● Task details:
Please find every line in the entries below that contains the string "Segs", and copy it.

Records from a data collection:
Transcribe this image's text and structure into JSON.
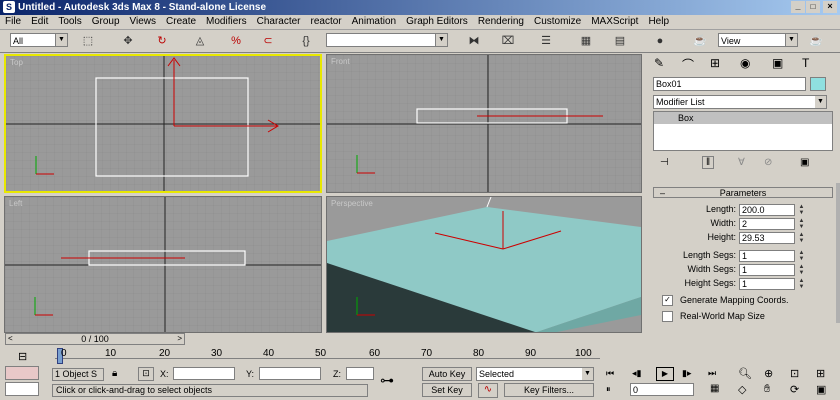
{
  "window": {
    "title": "Untitled - Autodesk 3ds Max 8 - Stand-alone License"
  },
  "menu": [
    "File",
    "Edit",
    "Tools",
    "Group",
    "Views",
    "Create",
    "Modifiers",
    "Character",
    "reactor",
    "Animation",
    "Graph Editors",
    "Rendering",
    "Customize",
    "MAXScript",
    "Help"
  ],
  "toolbar": {
    "selection_filter": "All",
    "named_selection": "",
    "view_combo": "View"
  },
  "viewports": {
    "top": "Top",
    "front": "Front",
    "left": "Left",
    "perspective": "Perspective"
  },
  "command_panel": {
    "object_name": "Box01",
    "modifier_list": "Modifier List",
    "stack_item": "Box",
    "rollout_title": "Parameters",
    "params": [
      {
        "label": "Length:",
        "value": "200.0"
      },
      {
        "label": "Width:",
        "value": "2"
      },
      {
        "label": "Height:",
        "value": "29.53"
      },
      {
        "label": "Length Segs:",
        "value": "1"
      },
      {
        "label": "Width Segs:",
        "value": "1"
      },
      {
        "label": "Height Segs:",
        "value": "1"
      }
    ],
    "checkboxes": [
      {
        "label": "Generate Mapping Coords.",
        "checked": true
      },
      {
        "label": "Real-World Map Size",
        "checked": false
      }
    ]
  },
  "timeline": {
    "slider_text": "0 / 100",
    "ticks": [
      "0",
      "10",
      "20",
      "30",
      "40",
      "50",
      "60",
      "70",
      "80",
      "90",
      "100"
    ]
  },
  "status": {
    "objects_selected": "1 Object S",
    "x_label": "X:",
    "y_label": "Y:",
    "z_label": "Z:",
    "x_value": "",
    "y_value": "",
    "z_value": "",
    "prompt": "Click or click-and-drag to select objects",
    "auto_key": "Auto Key",
    "set_key": "Set Key",
    "key_mode": "Selected",
    "key_filters": "Key Filters...",
    "frame": "0"
  },
  "colors": {
    "grid_bg": "#9a9a9a",
    "active_border": "#e8e800",
    "box_color": "#8fc9c6",
    "axis_red": "#c00000"
  }
}
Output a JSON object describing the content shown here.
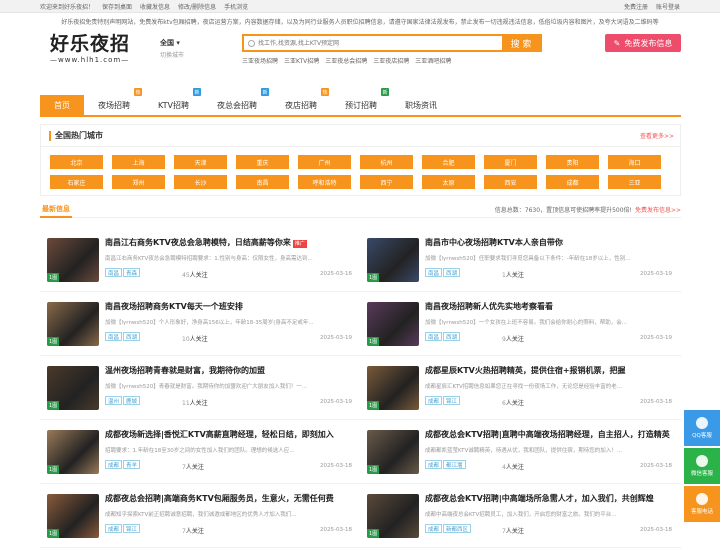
{
  "topbar": {
    "left": [
      "欢迎来到好乐夜招！",
      "保存到桌面",
      "收藏发信息",
      "修改/删除信息",
      "手机浏览"
    ],
    "right": [
      "免费注册",
      "账号登录"
    ]
  },
  "notice": "好乐夜招免责特别声明网站，免费发布ktv包厢招聘，夜店运营方案，内容数据存储，以及为同行业服务人员职位招聘信息，请遵守国家法律法规发布，禁止发布一切违规违法信息，低俗垃圾内容和图片，及夸大词语及二维码等",
  "logo": {
    "main": "好乐夜招",
    "sub": "—www.hlh1.com—"
  },
  "city": {
    "name": "全国",
    "switch": "切换城市"
  },
  "search": {
    "placeholder": "找工作,找资源,找上KTV预定网",
    "button": "搜 索"
  },
  "hotkw": [
    "三亚夜场招聘",
    "三亚KTV招聘",
    "三亚夜总会招聘",
    "三亚夜店招聘",
    "三亚酒吧招聘"
  ],
  "publish": "免费发布信息",
  "colors": {
    "accent": "#f7941d",
    "pink": "#ed4c6b"
  },
  "nav": [
    {
      "label": "首页",
      "active": true,
      "badge": ""
    },
    {
      "label": "夜场招聘",
      "badge": "热",
      "badgeColor": "#f7941d"
    },
    {
      "label": "KTV招聘",
      "badge": "新",
      "badgeColor": "#2b9ae0"
    },
    {
      "label": "夜总会招聘",
      "badge": "新",
      "badgeColor": "#2b9ae0"
    },
    {
      "label": "夜店招聘",
      "badge": "热",
      "badgeColor": "#f7941d"
    },
    {
      "label": "预订招聘",
      "badge": "新",
      "badgeColor": "#2b9a48"
    },
    {
      "label": "职场资讯",
      "badge": ""
    }
  ],
  "cities": {
    "title": "全国热门城市",
    "more": "查看更多>>",
    "list": [
      "北京",
      "上海",
      "天津",
      "重庆",
      "广州",
      "杭州",
      "合肥",
      "厦门",
      "贵阳",
      "海口",
      "石家庄",
      "郑州",
      "长沙",
      "南昌",
      "呼和浩特",
      "西宁",
      "太原",
      "西安",
      "成都",
      "三亚"
    ]
  },
  "latest": {
    "title": "最新信息",
    "info": "信息总数：7630，置顶信息可使招聘率提升500倍!",
    "pub": "免费发布信息>>"
  },
  "posts": [
    {
      "title": "南昌江右商务KTV夜总会急聘模特，日结高薪等你来",
      "top": "推广",
      "desc": "南昌江右商务KTV夜总会急聘模特招聘要求：1.性别与身高：仅限女性，身高需达到...",
      "tags": [
        "南昌",
        "青森"
      ],
      "attn": "45",
      "date": "2025-03-16",
      "img": "#6b4a3a"
    },
    {
      "title": "南昌市中心夜场招聘KTV本人亲自带你",
      "top": "",
      "desc": "加微【lyrnwsh520】任职要求我们寻觅您具备以下条件：-年龄在18岁以上，性别...",
      "tags": [
        "南昌",
        "西湖"
      ],
      "attn": "1",
      "date": "2025-03-19",
      "img": "#3a4a6a"
    },
    {
      "title": "南昌夜场招聘商务KTV每天一个班安排",
      "top": "",
      "desc": "加微【lyrnwsh520】个人形象好，净身高156以上，年龄18-35周岁(身高不足或年...",
      "tags": [
        "南昌",
        "西湖"
      ],
      "attn": "10",
      "date": "2025-03-19",
      "img": "#8a6a4a"
    },
    {
      "title": "南昌夜场招聘新人优先实地考察看看",
      "top": "",
      "desc": "加微【lyrnwsh520】一个女孩在上班不容易。我们会给你耐心的照料，帮助，会...",
      "tags": [
        "南昌",
        "西湖"
      ],
      "attn": "9",
      "date": "2025-03-19",
      "img": "#5a3a5a"
    },
    {
      "title": "温州夜场招聘青春就是财富，我期待你的加盟",
      "top": "",
      "desc": "加微【lyrnwsh520】青春就是财富。我期待你的加盟欢迎广大朋友加入我们！一...",
      "tags": [
        "温州",
        "鹿城"
      ],
      "attn": "11",
      "date": "2025-03-19",
      "img": "#4a3a2a"
    },
    {
      "title": "成都星辰KTV火热招聘精英，提供住宿+报销机票，把握",
      "top": "",
      "desc": "成都星辰汇KTV招聘信息如果您正在寻找一份夜场工作，无论您是经验丰富的老...",
      "tags": [
        "成都",
        "锦江"
      ],
      "attn": "6",
      "date": "2025-03-18",
      "img": "#7a5a3a"
    },
    {
      "title": "成都夜场新选择|香悦汇KTV高薪直聘经理，轻松日结，即刻加入",
      "top": "",
      "desc": "招聘要求：1.年龄在18至30岁之间的女性加入我们的团队。理想的候选人应...",
      "tags": [
        "成都",
        "青羊"
      ],
      "attn": "7",
      "date": "2025-03-18",
      "img": "#9a7a5a"
    },
    {
      "title": "成都夜总会KTV招聘|直聘中高端夜场招聘经理，自主招人，打造精英",
      "top": "",
      "desc": "成都都凯蓝莹KTV诚聘精英，待遇从优，我和团队，提供住宿，期待您的加入！...",
      "tags": [
        "成都",
        "都江堰"
      ],
      "attn": "4",
      "date": "2025-03-18",
      "img": "#6a5a4a"
    },
    {
      "title": "成都夜总会招聘|高端商务KTV包厢服务员，生意火，无需任何费",
      "top": "",
      "desc": "成都知乎探索KTV前正招聘诚意招聘，我们诚邀成都地区的优秀人才加入我们...",
      "tags": [
        "成都",
        "锦江"
      ],
      "attn": "7",
      "date": "2025-03-18",
      "img": "#8a5a3a"
    },
    {
      "title": "成都夜总会KTV招聘|中高端场所急需人才，加入我们，共创辉煌",
      "top": "",
      "desc": "成都中高端夜总会KTV招聘员工，加入我们，开启您的财富之旅。我们的平台...",
      "tags": [
        "成都",
        "新都西区"
      ],
      "attn": "7",
      "date": "2025-03-18",
      "img": "#5a4a3a"
    }
  ],
  "float": [
    {
      "label": "QQ客服",
      "color": "#3a9ae8"
    },
    {
      "label": "微信客服",
      "color": "#2bb34a"
    },
    {
      "label": "客服电话",
      "color": "#f7941d"
    }
  ],
  "attn_label": "人关注"
}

● Response:
        "label": "Length Segs:",
        "label": "Width Segs:",
        "label": "Height Segs:",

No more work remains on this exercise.